The above story is based on materials provided by American Association for Cancer Research. Note: Materials may be edited for content and length.


Cite This Page:

American Association for Cancer Research. "Study of two sisters sheds light on lymphoma evolution." ScienceDaily. ScienceDaily, 12 December 2011. <www.sciencedaily.com/releases/2011/12/111212132630.htm>.
American Association for Cancer Research. (2011, December 12). Study of two sisters sheds light on lymphoma evolution. ScienceDaily. Retrieved July 29, 2014 from www.sciencedaily.com/releases/2011/12/111212132630.htm
American Association for Cancer Research. "Study of two sisters sheds light on lymphoma evolution." ScienceDaily. www.sciencedaily.com/releases/2011/12/111212132630.htm (accessed July 29, 2014).

Share This




More Health & Medicine News

Tuesday, July 29, 2014

Featured Research

from universities, journals, and other organizations


Featured Videos

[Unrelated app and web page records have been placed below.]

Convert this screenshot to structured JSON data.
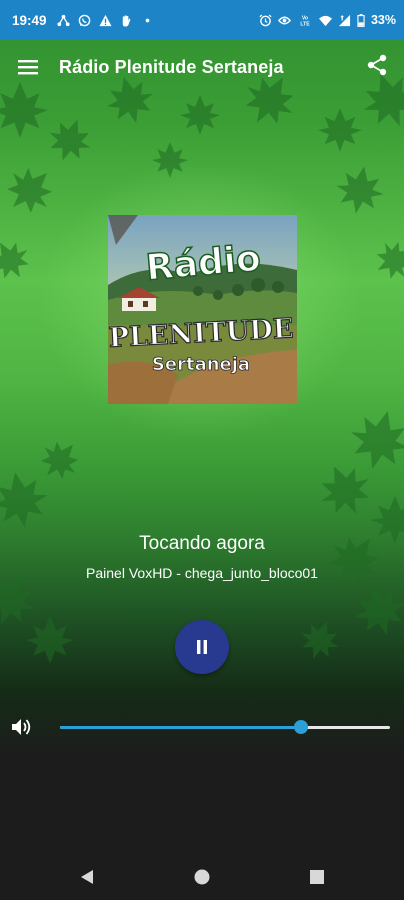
{
  "status_bar": {
    "time": "19:49",
    "battery": "33%",
    "left_icons": [
      "network-icon",
      "whatsapp-icon",
      "warning-icon",
      "hand-icon",
      "dot-icon"
    ],
    "right_icons": [
      "alarm-icon",
      "eye-icon",
      "volte-icon",
      "wifi-icon",
      "signal-icon",
      "battery-icon"
    ],
    "volte_text": "Vo\nLTE",
    "color": "#1d84c7"
  },
  "app_bar": {
    "title": "Rádio Plenitude Sertaneja",
    "menu_icon": "hamburger-menu-icon",
    "share_icon": "share-icon"
  },
  "cover": {
    "line1": "Rádio",
    "line2": "PLENITUDE",
    "line3": "Sertaneja"
  },
  "player": {
    "now_playing_label": "Tocando agora",
    "track": "Painel VoxHD - chega_junto_bloco01",
    "state": "playing",
    "pause_icon": "pause-icon",
    "accent": "#283a8f"
  },
  "volume": {
    "icon": "volume-icon",
    "level": 0.73,
    "accent": "#2c9fd6"
  },
  "nav_bar": {
    "back_icon": "back-triangle-icon",
    "home_icon": "home-circle-icon",
    "recents_icon": "recents-square-icon"
  }
}
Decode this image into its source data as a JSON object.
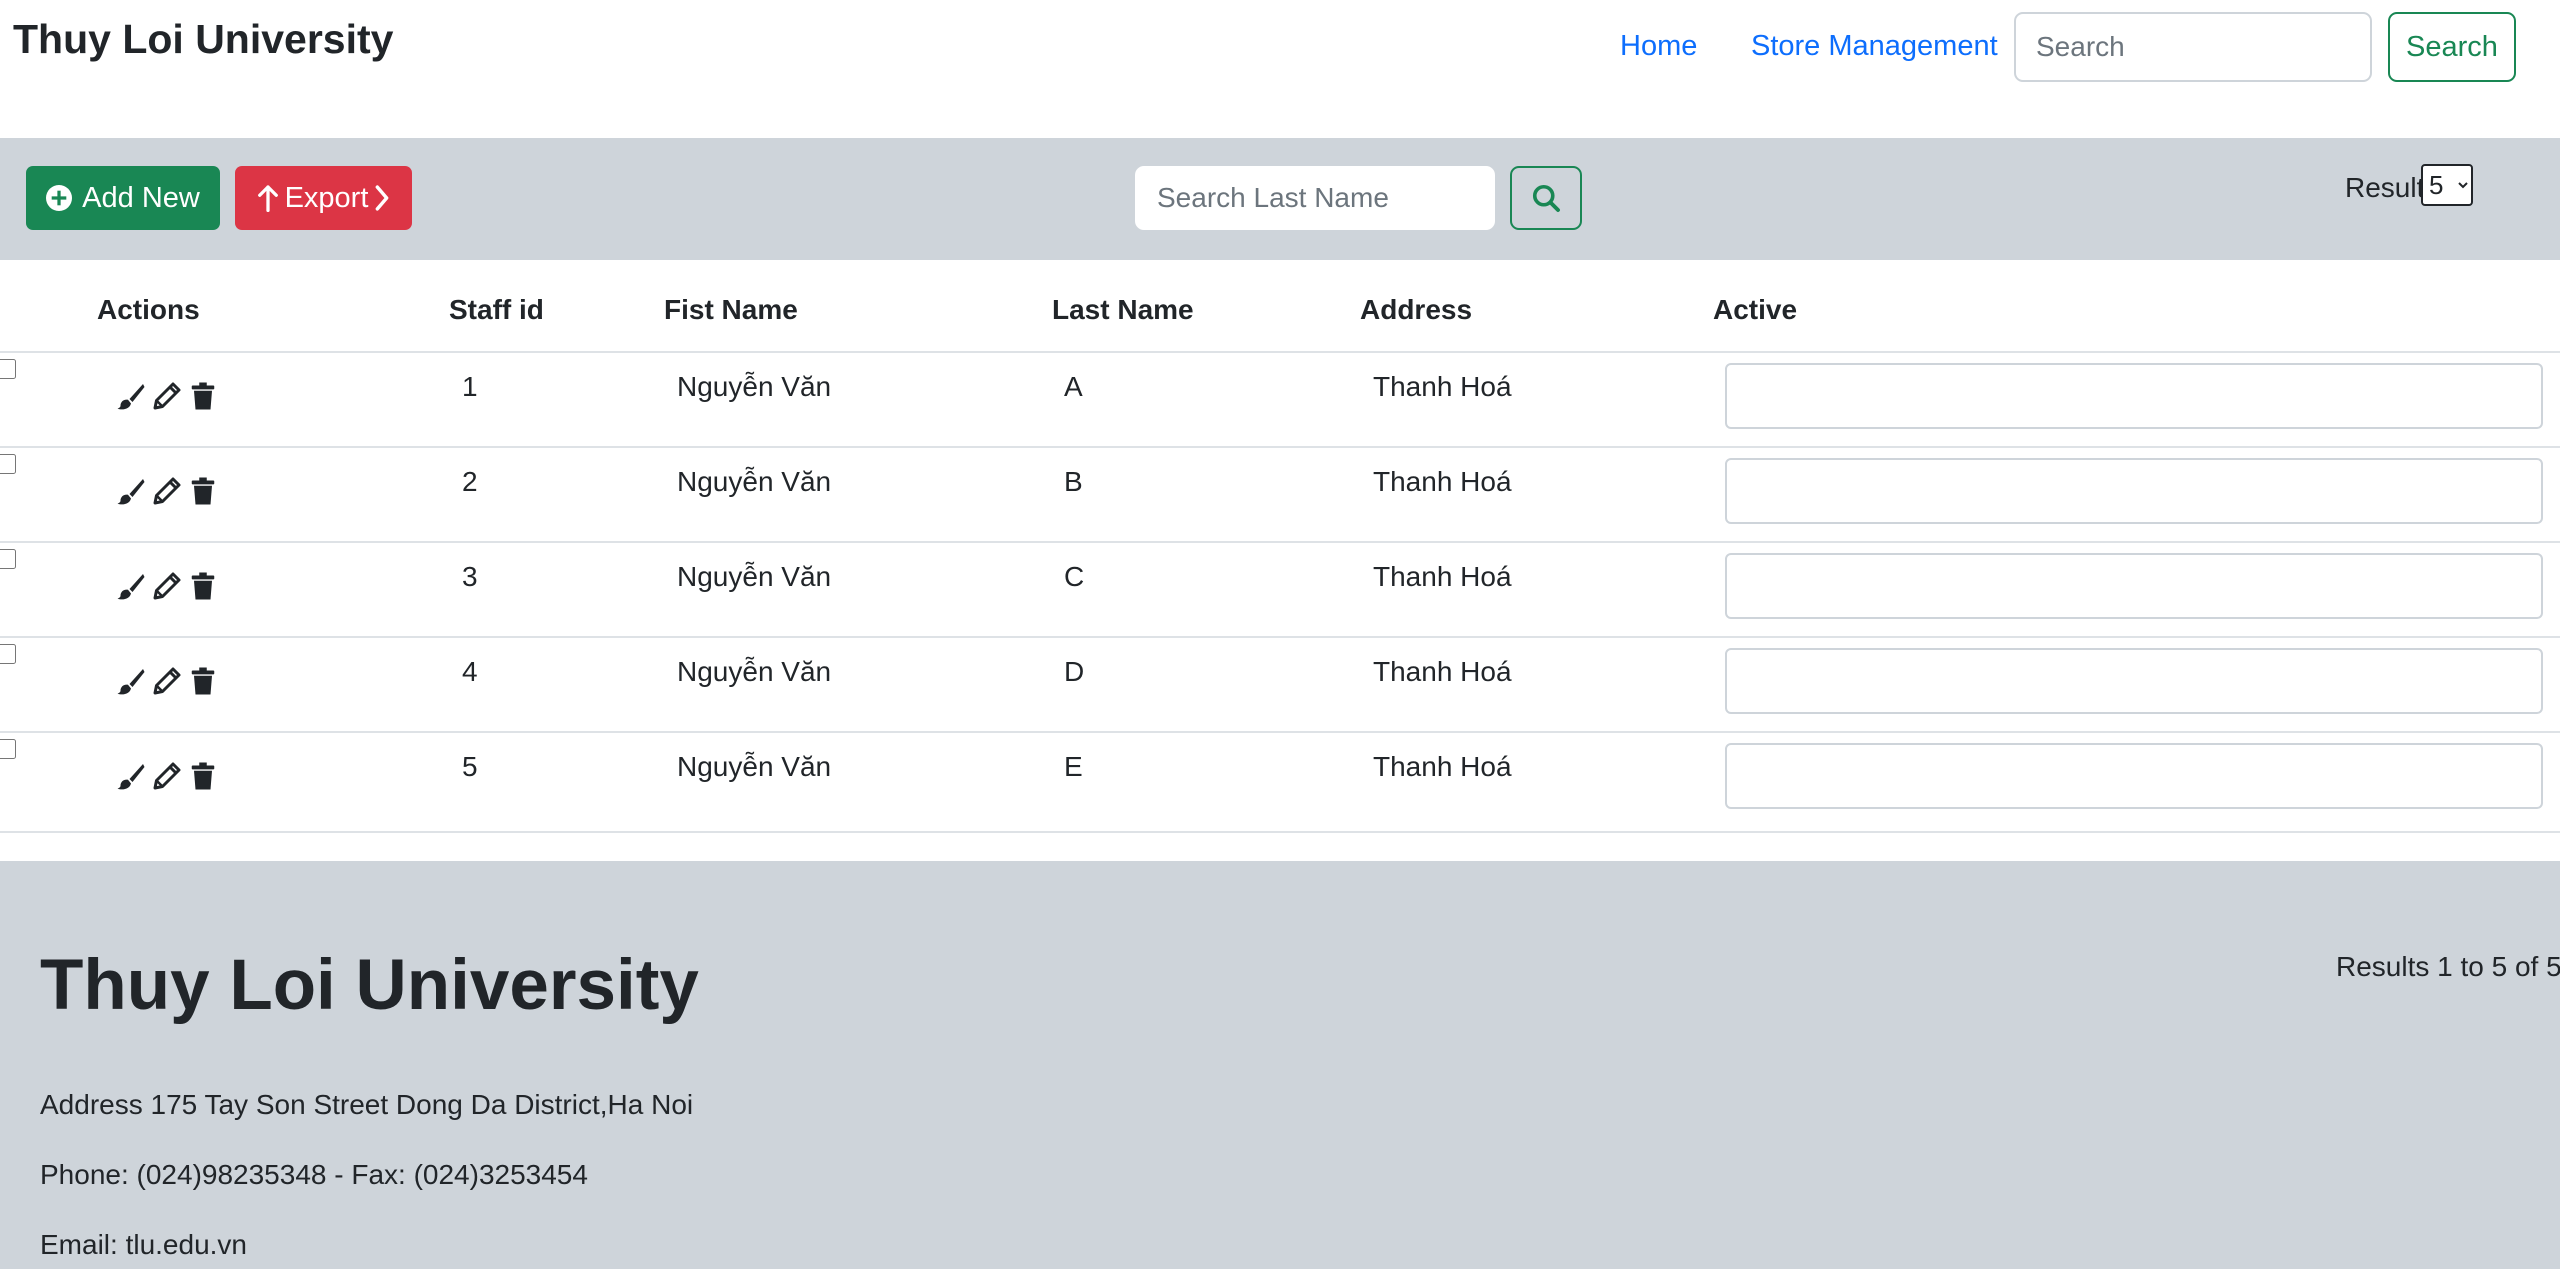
{
  "navbar": {
    "brand": "Thuy Loi University",
    "links": [
      "Home",
      "Store Management"
    ],
    "search_placeholder": "Search",
    "search_button": "Search"
  },
  "toolbar": {
    "add_label": "Add New",
    "export_label": "Export",
    "lastname_placeholder": "Search Last Name",
    "result_label": "Result",
    "result_value": "5",
    "result_options": [
      "5"
    ]
  },
  "table": {
    "headers": [
      "Actions",
      "Staff id",
      "Fist Name",
      "Last Name",
      "Address",
      "Active"
    ],
    "rows": [
      {
        "id": "1",
        "first": "Nguyễn Văn",
        "last": "A",
        "address": "Thanh Hoá",
        "active": ""
      },
      {
        "id": "2",
        "first": "Nguyễn Văn",
        "last": "B",
        "address": "Thanh Hoá",
        "active": ""
      },
      {
        "id": "3",
        "first": "Nguyễn Văn",
        "last": "C",
        "address": "Thanh Hoá",
        "active": ""
      },
      {
        "id": "4",
        "first": "Nguyễn Văn",
        "last": "D",
        "address": "Thanh Hoá",
        "active": ""
      },
      {
        "id": "5",
        "first": "Nguyễn Văn",
        "last": "E",
        "address": "Thanh Hoá",
        "active": ""
      }
    ],
    "row_icons": [
      "brush-icon",
      "pencil-icon",
      "trash-icon"
    ]
  },
  "footer": {
    "title": "Thuy Loi University",
    "results": "Results 1 to 5 of 5",
    "address": "Address 175 Tay Son Street Dong Da District,Ha Noi",
    "phone": "Phone: (024)98235348 - Fax: (024)3253454",
    "email": "Email: tlu.edu.vn"
  },
  "colors": {
    "primary_link": "#0d6efd",
    "success": "#198754",
    "danger": "#dc3545",
    "band_gray": "#ced4da",
    "text_dark": "#212529"
  }
}
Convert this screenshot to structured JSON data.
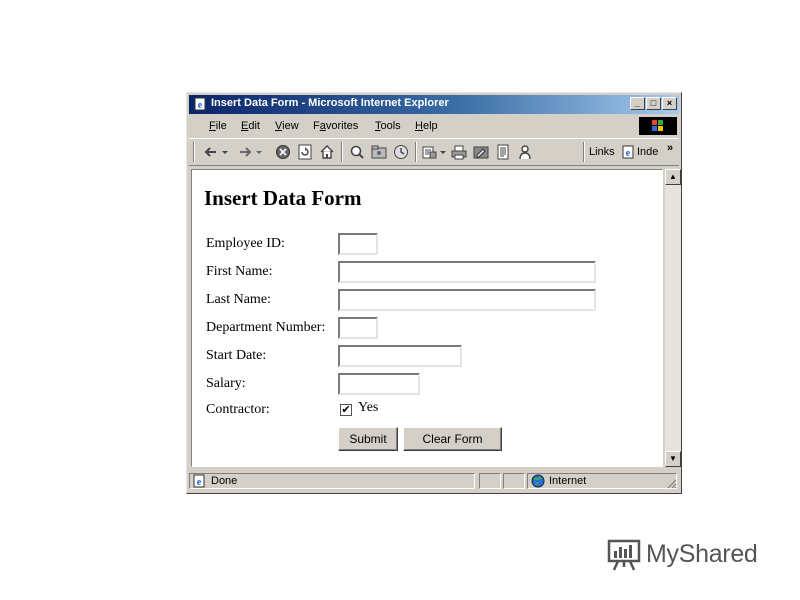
{
  "window": {
    "title": "Insert Data Form - Microsoft Internet Explorer",
    "controls": {
      "minimize": "_",
      "maximize": "□",
      "close": "×"
    }
  },
  "menu": {
    "items": [
      {
        "label": "File",
        "accel": "F",
        "rest": "ile"
      },
      {
        "label": "Edit",
        "accel": "E",
        "rest": "dit"
      },
      {
        "label": "View",
        "accel": "V",
        "rest": "iew"
      },
      {
        "label": "Favorites",
        "accel": "a",
        "pre": "F",
        "rest": "vorites"
      },
      {
        "label": "Tools",
        "accel": "T",
        "rest": "ools"
      },
      {
        "label": "Help",
        "accel": "H",
        "rest": "elp"
      }
    ]
  },
  "toolbar": {
    "links_label": "Links",
    "inde_label": "Inde",
    "overflow": "»"
  },
  "page": {
    "heading": "Insert Data Form",
    "fields": [
      {
        "label": "Employee ID:",
        "value": ""
      },
      {
        "label": "First Name:",
        "value": ""
      },
      {
        "label": "Last Name:",
        "value": ""
      },
      {
        "label": "Department Number:",
        "value": ""
      },
      {
        "label": "Start Date:",
        "value": ""
      },
      {
        "label": "Salary:",
        "value": ""
      }
    ],
    "contractor": {
      "label": "Contractor:",
      "option_label": "Yes",
      "checked": true,
      "check_mark": "✔"
    },
    "submit_label": "Submit",
    "clear_label": "Clear Form"
  },
  "scrollbar": {
    "up": "▲",
    "down": "▼"
  },
  "status": {
    "text": "Done",
    "zone": "Internet"
  },
  "watermark": {
    "text": "MyShared"
  },
  "colors": {
    "title_start": "#0a246a",
    "title_end": "#a6caf0",
    "chrome": "#d4d0c8"
  }
}
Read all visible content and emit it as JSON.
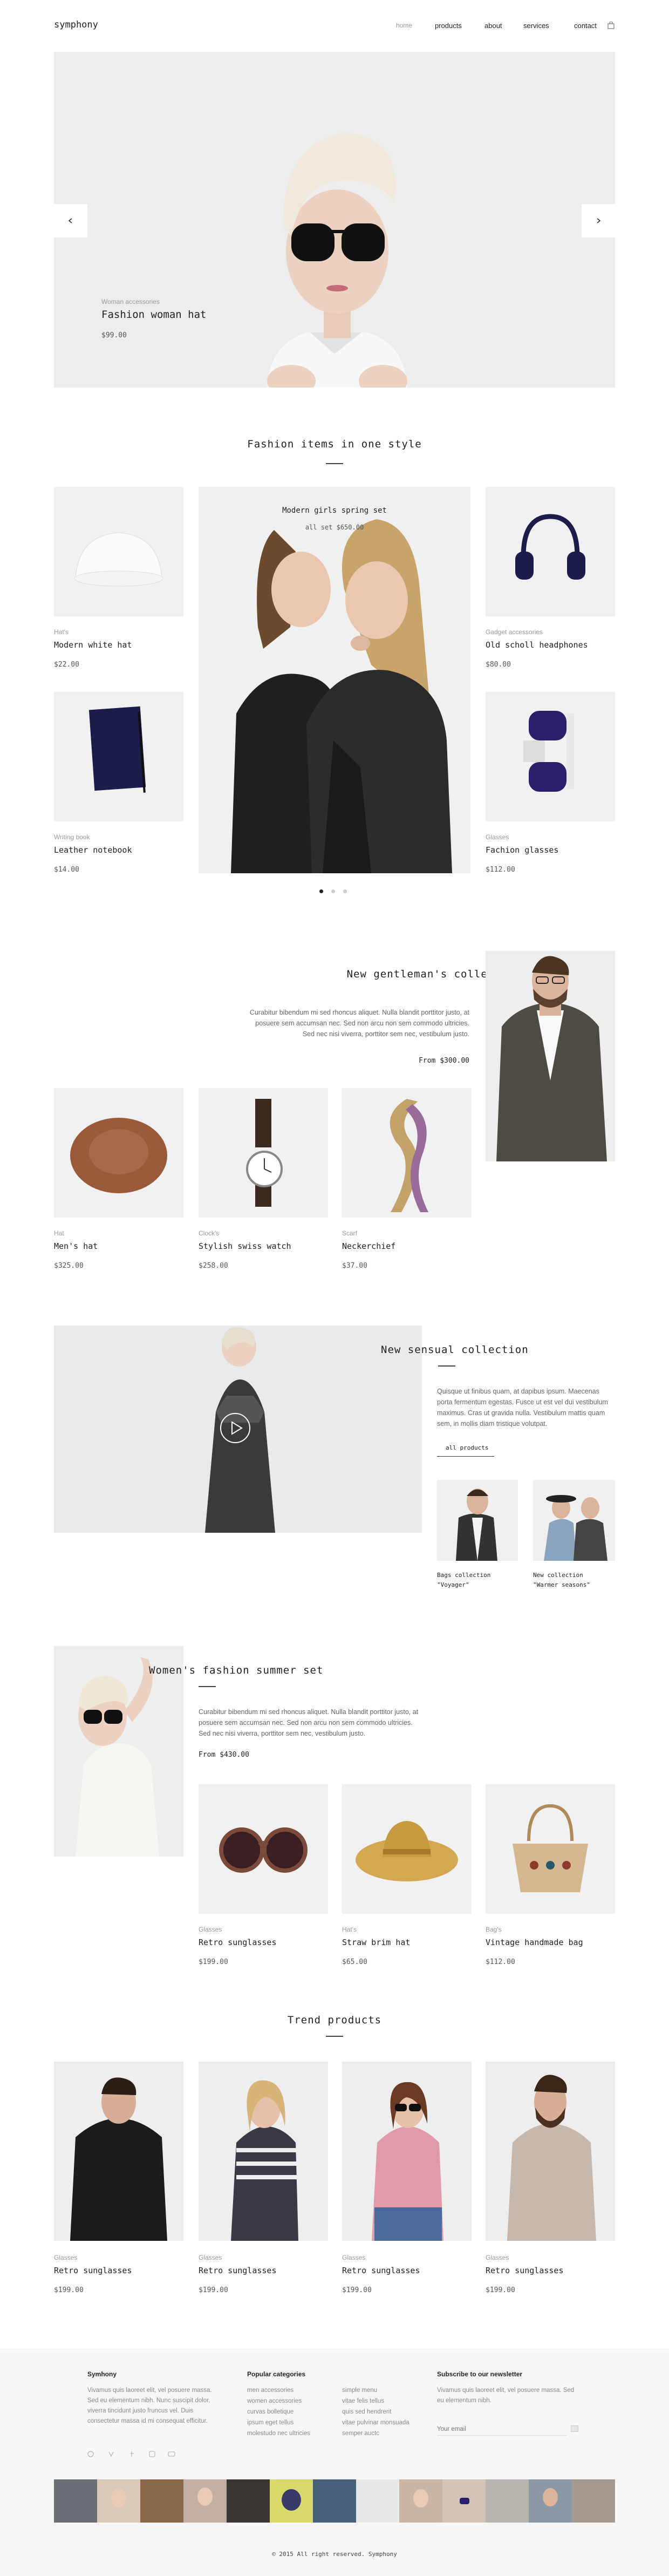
{
  "header": {
    "logo": "symphony",
    "nav": [
      "home",
      "products",
      "about",
      "services",
      "contact"
    ]
  },
  "hero": {
    "category": "Woman accessories",
    "title": "Fashion woman hat",
    "price": "$99.00"
  },
  "section1": {
    "title": "Fashion items in one style",
    "featured_title": "Modern girls spring set",
    "featured_sub": "all set $650.00",
    "products": [
      {
        "category": "Hat's",
        "name": "Modern white hat",
        "price": "$22.00"
      },
      {
        "category": "Gadget accessories",
        "name": "Old scholl headphones",
        "price": "$80.00"
      },
      {
        "category": "Writing book",
        "name": "Leather notebook",
        "price": "$14.00"
      },
      {
        "category": "Glasses",
        "name": "Fachion glasses",
        "price": "$112.00"
      }
    ]
  },
  "section2": {
    "title": "New gentleman's collection",
    "text": "Curabitur bibendum mi sed rhoncus aliquet. Nulla blandit porttitor justo, at posuere sem accumsan nec. Sed non arcu non sem commodo ultricies. Sed nec nisi viverra, porttitor sem nec, vestibulum justo.",
    "price": "From $300.00",
    "products": [
      {
        "category": "Hat",
        "name": "Men's hat",
        "price": "$325.00"
      },
      {
        "category": "Clock's",
        "name": "Stylish swiss watch",
        "price": "$258.00"
      },
      {
        "category": "Scarf",
        "name": "Neckerchief",
        "price": "$37.00"
      }
    ]
  },
  "section3": {
    "title": "New sensual collection",
    "text": "Quisque ut finibus quam, at dapibus ipsum. Maecenas porta fermentum egestas. Fusce ut est vel dui vestibulum maximus. Cras ut gravida nulla. Vestibulum mattis quam sem, in mollis diam tristique volutpat.",
    "link": "all products",
    "thumbs": [
      {
        "line1": "Bags collection",
        "line2": "\"Voyager\""
      },
      {
        "line1": "New collection",
        "line2": "\"Warmer seasons\""
      }
    ]
  },
  "section4": {
    "title": "Women's fashion summer set",
    "text": "Curabitur bibendum mi sed rhoncus aliquet. Nulla blandit porttitor justo, at posuere sem accumsan nec. Sed non arcu non sem commodo ultricies. Sed nec nisi viverra, porttitor sem nec, vestibulum justo.",
    "price": "From $430.00",
    "products": [
      {
        "category": "Glasses",
        "name": "Retro sunglasses",
        "price": "$199.00"
      },
      {
        "category": "Hat's",
        "name": "Straw brim hat",
        "price": "$65.00"
      },
      {
        "category": "Bag's",
        "name": "Vintage handmade bag",
        "price": "$112.00"
      }
    ]
  },
  "trend": {
    "title": "Trend products",
    "products": [
      {
        "category": "Glasses",
        "name": "Retro sunglasses",
        "price": "$199.00"
      },
      {
        "category": "Glasses",
        "name": "Retro sunglasses",
        "price": "$199.00"
      },
      {
        "category": "Glasses",
        "name": "Retro sunglasses",
        "price": "$199.00"
      },
      {
        "category": "Glasses",
        "name": "Retro sunglasses",
        "price": "$199.00"
      }
    ]
  },
  "footer": {
    "col1_title": "Symhony",
    "col1_text": "Vivamus quis laoreet elit, vel posuere massa. Sed eu elementum nibh. Nunc suscipit dolor, viverra tincidunt justo fruncus vel. Duis consectetur massa id mi consequat efficitur.",
    "col2_title": "Popular categories",
    "col2_links_a": [
      "men accessories",
      "women accessories",
      "curvas bolletique",
      "ipsum eget tellus",
      "molestudo nec ultricies"
    ],
    "col2_links_b": [
      "simple menu",
      "vitae felis tellus",
      "quis sed hendrerit",
      "vitae pulvinar monsuada",
      "semper auctc"
    ],
    "col3_title": "Subscribe to our newsletter",
    "col3_text": "Vivamus quis laoreet elit, vel posuere massa. Sed eu elementum nibh.",
    "email_placeholder": "Your email",
    "copyright": "© 2015 All right reserved. Symphony"
  },
  "colors": {
    "accent": "#222222",
    "muted": "#9a9a9a",
    "panel": "#f1f1f1"
  }
}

from AP, Reuters, AFP, and other news services

Deadly Ebola Virus Threatens West Africa

Deadly Ebola Virus Threatens West Africa

AP (July 28, 2014) West African nations and international health organizations are working to contain the largest Ebola outbreak in history. It's one of the deadliest diseases known to man, but the CDC says it's unlikely to spread in the U.S. (July 28) Video provided by AP
Powered by NewsLook.com
$15B Deal on Vets' Health Care Reached

$15B Deal on Vets' Health Care Reached

AP (July 28, 2014) A bipartisan deal to improve veterans health care would authorize at least $15 billion in emergency spending to fix a veterans program scandalized by long patient wait times and falsified records. (July 28) Video provided by AP
Powered by NewsLook.com
Two Americans Contract Ebola in Liberia

Two Americans Contract Ebola in Liberia

Reuters - US Online Video (July 28, 2014) Two American aid workers in Liberia test positive for Ebola while working to combat the deadliest outbreak of the virus ever. Linda So reports. Video provided by Reuters
Powered by NewsLook.com
Traditional African Dishes Teach Healthy Eating

Traditional African Dishes Teach Healthy Eating

AP (July 28, 2014) Classes are being offered nationwide to encourage African Americans to learn about cooking fresh foods based on traditional African cuisine. The program is trying to combat obesity, heart disease and other ailments often linked to diet. (July 28) Video provided by AP
Powered by NewsLook.com

Search ScienceDaily

Number of stories in archives: 140,361

Find with keyword(s):
Enter a keyword or phrase to search ScienceDaily for related topics and research stories.

Save/Print:
Share:

Breaking News:
from the past week

In Other News

... from NewsDaily.com

Science News

Health News

Environment News

Technology News



Save/Print:
Share:

Free Subscriptions


Get the latest science news with ScienceDaily's free email newsletters, updated daily and weekly. Or view hourly updated newsfeeds in your RSS reader:

Get Social & Mobile


Keep up to date with the latest news from ScienceDaily via social networks and mobile apps:

Have Feedback?


Tell us what you think of ScienceDaily -- we welcome both positive and negative comments. Have any problems using the site? Questions?
Mobile: iPhone Android Web
Follow: Facebook Twitter Google+
Subscribe: RSS Feeds Email Newsletters
Latest Headlines Health & Medicine Mind & Brain Space & Time Matter & Energy Computers & Math Plants & Animals Earth & Climate Fossils & Ruins